# DESCRIPTION OF THE TASK
Repeat the records below exactly, leaving out every picture.

# DATA TO PROCESS
-.-.-
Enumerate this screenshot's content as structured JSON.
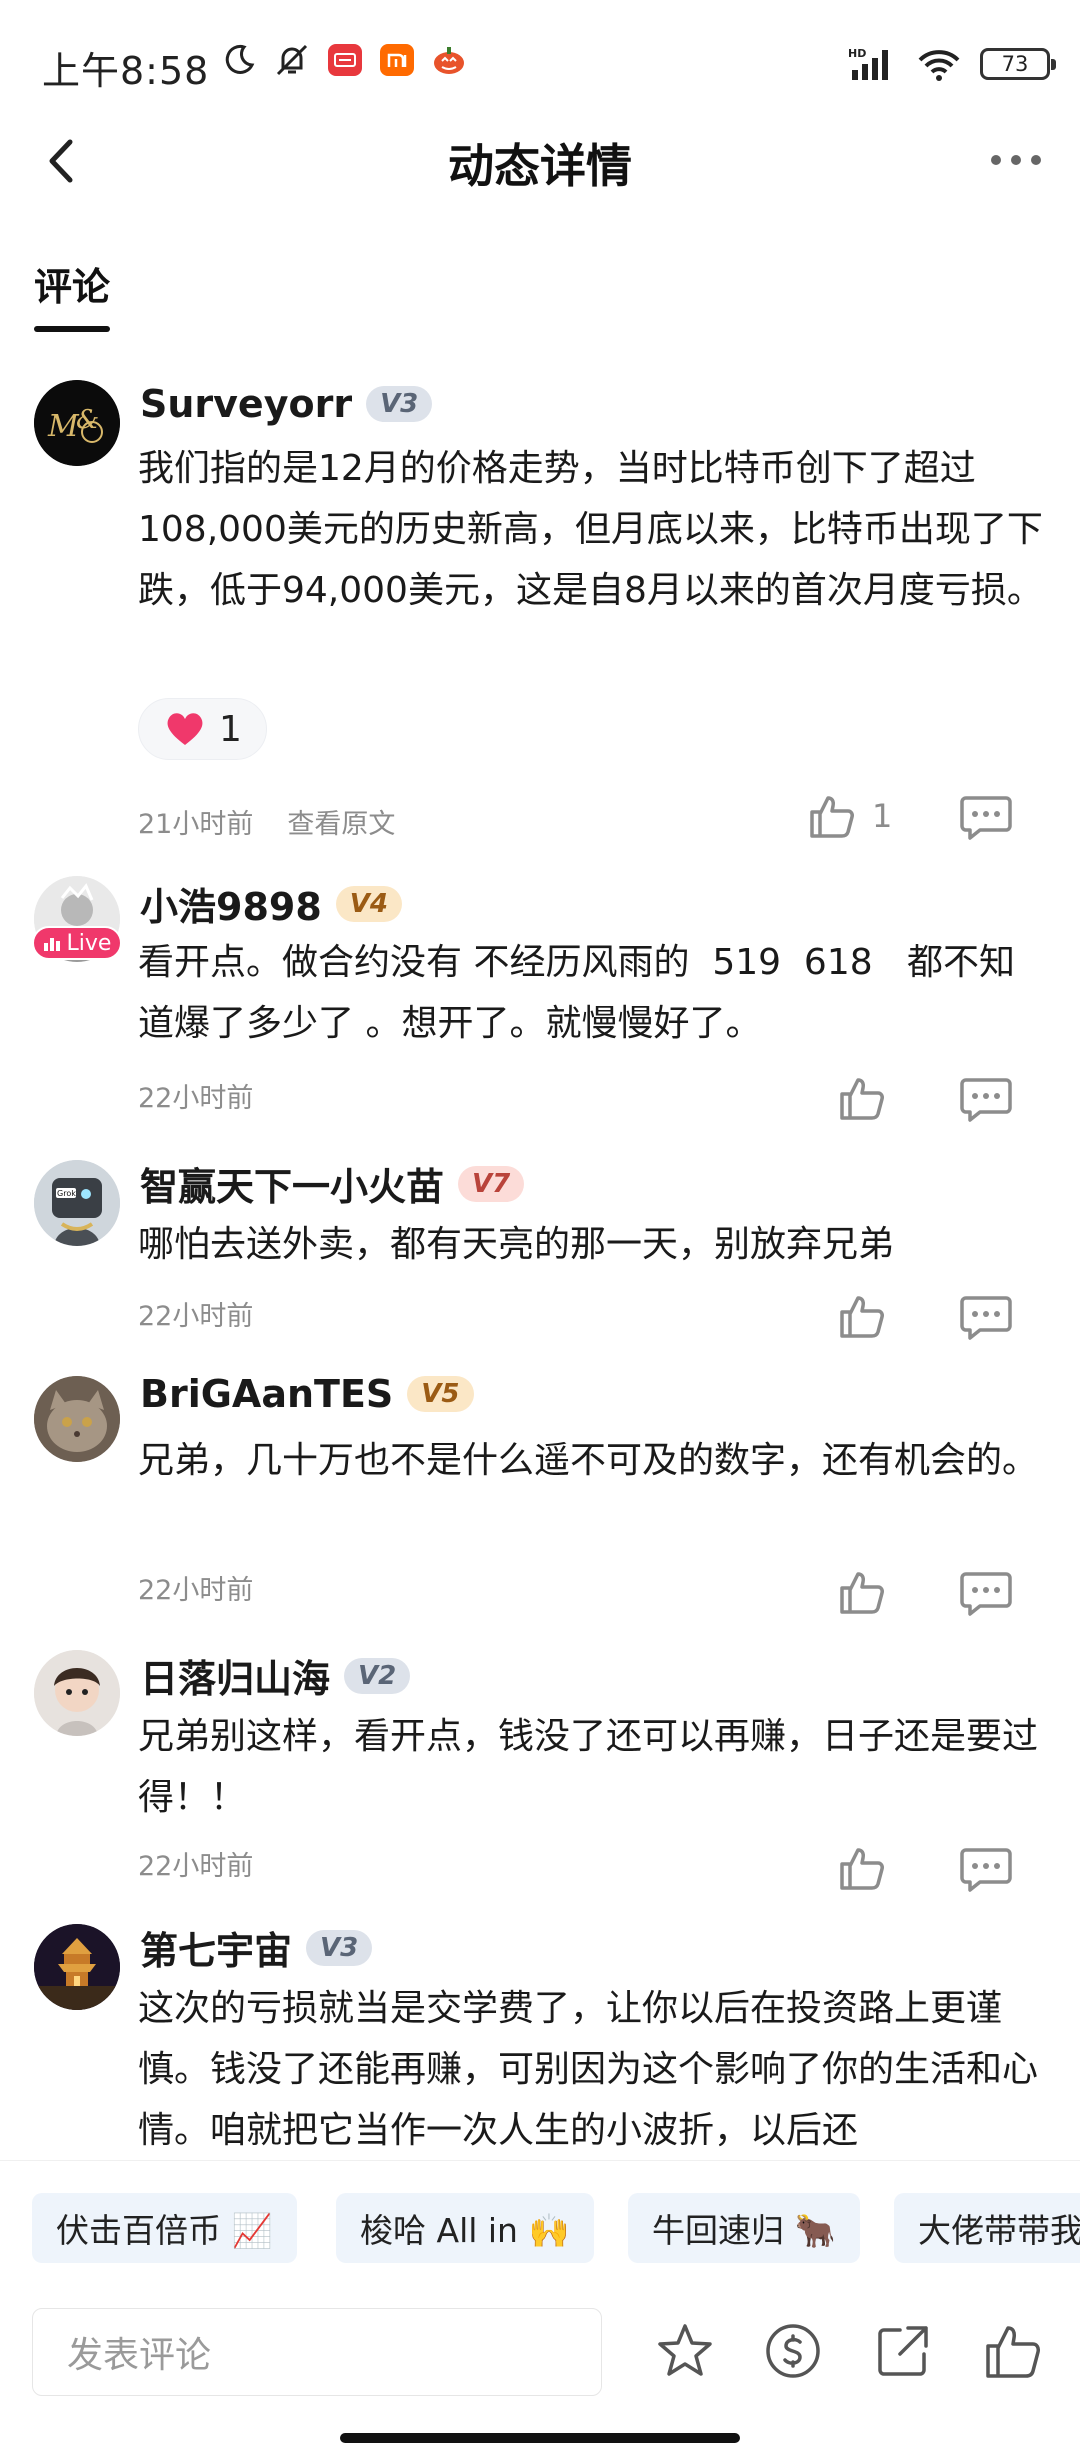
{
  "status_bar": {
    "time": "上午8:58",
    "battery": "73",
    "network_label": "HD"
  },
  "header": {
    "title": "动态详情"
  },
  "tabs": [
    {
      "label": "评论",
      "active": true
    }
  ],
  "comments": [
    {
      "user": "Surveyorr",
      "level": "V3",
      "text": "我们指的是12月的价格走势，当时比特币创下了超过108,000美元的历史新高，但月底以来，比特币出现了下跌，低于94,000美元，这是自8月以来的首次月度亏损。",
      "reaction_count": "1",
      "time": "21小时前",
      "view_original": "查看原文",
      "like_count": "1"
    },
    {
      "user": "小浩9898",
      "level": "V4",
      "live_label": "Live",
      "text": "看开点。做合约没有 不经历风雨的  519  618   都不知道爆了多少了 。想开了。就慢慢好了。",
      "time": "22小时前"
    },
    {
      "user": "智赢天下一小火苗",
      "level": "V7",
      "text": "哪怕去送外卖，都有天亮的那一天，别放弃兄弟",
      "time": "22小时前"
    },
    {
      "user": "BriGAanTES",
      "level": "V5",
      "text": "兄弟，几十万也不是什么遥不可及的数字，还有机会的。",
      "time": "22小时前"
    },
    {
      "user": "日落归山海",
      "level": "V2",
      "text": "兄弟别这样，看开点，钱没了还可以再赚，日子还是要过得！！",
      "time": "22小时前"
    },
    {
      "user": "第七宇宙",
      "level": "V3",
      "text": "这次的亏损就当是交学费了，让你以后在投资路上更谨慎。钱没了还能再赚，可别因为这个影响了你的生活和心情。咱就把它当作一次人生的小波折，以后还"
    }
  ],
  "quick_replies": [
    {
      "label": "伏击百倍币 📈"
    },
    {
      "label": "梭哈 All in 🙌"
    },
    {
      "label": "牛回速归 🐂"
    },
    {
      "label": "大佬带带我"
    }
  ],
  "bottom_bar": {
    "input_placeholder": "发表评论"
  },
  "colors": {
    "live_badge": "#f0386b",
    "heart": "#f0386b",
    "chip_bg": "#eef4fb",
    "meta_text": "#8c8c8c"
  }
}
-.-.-
# WRITTEN SOLUTION
Enumerate this screenshot's content as structured JSON.
{
  "status_bar": {
    "time": "上午8:58",
    "battery": "73",
    "network_label": "HD"
  },
  "header": {
    "title": "动态详情"
  },
  "tabs": [
    {
      "label": "评论",
      "active": true
    }
  ],
  "comments": [
    {
      "user": "Surveyorr",
      "level": "V3",
      "text": "我们指的是12月的价格走势，当时比特币创下了超过108,000美元的历史新高，但月底以来，比特币出现了下跌，低于94,000美元，这是自8月以来的首次月度亏损。",
      "reaction_count": "1",
      "time": "21小时前",
      "view_original": "查看原文",
      "like_count": "1"
    },
    {
      "user": "小浩9898",
      "level": "V4",
      "live_label": "Live",
      "text": "看开点。做合约没有 不经历风雨的  519  618   都不知道爆了多少了 。想开了。就慢慢好了。",
      "time": "22小时前"
    },
    {
      "user": "智赢天下一小火苗",
      "level": "V7",
      "text": "哪怕去送外卖，都有天亮的那一天，别放弃兄弟",
      "time": "22小时前"
    },
    {
      "user": "BriGAanTES",
      "level": "V5",
      "text": "兄弟，几十万也不是什么遥不可及的数字，还有机会的。",
      "time": "22小时前"
    },
    {
      "user": "日落归山海",
      "level": "V2",
      "text": "兄弟别这样，看开点，钱没了还可以再赚，日子还是要过得！！",
      "time": "22小时前"
    },
    {
      "user": "第七宇宙",
      "level": "V3",
      "text": "这次的亏损就当是交学费了，让你以后在投资路上更谨慎。钱没了还能再赚，可别因为这个影响了你的生活和心情。咱就把它当作一次人生的小波折，以后还"
    }
  ],
  "quick_replies": [
    {
      "label": "伏击百倍币 📈"
    },
    {
      "label": "梭哈 All in 🙌"
    },
    {
      "label": "牛回速归 🐂"
    },
    {
      "label": "大佬带带我"
    }
  ],
  "bottom_bar": {
    "input_placeholder": "发表评论"
  },
  "colors": {
    "live_badge": "#f0386b",
    "heart": "#f0386b",
    "chip_bg": "#eef4fb",
    "meta_text": "#8c8c8c"
  }
}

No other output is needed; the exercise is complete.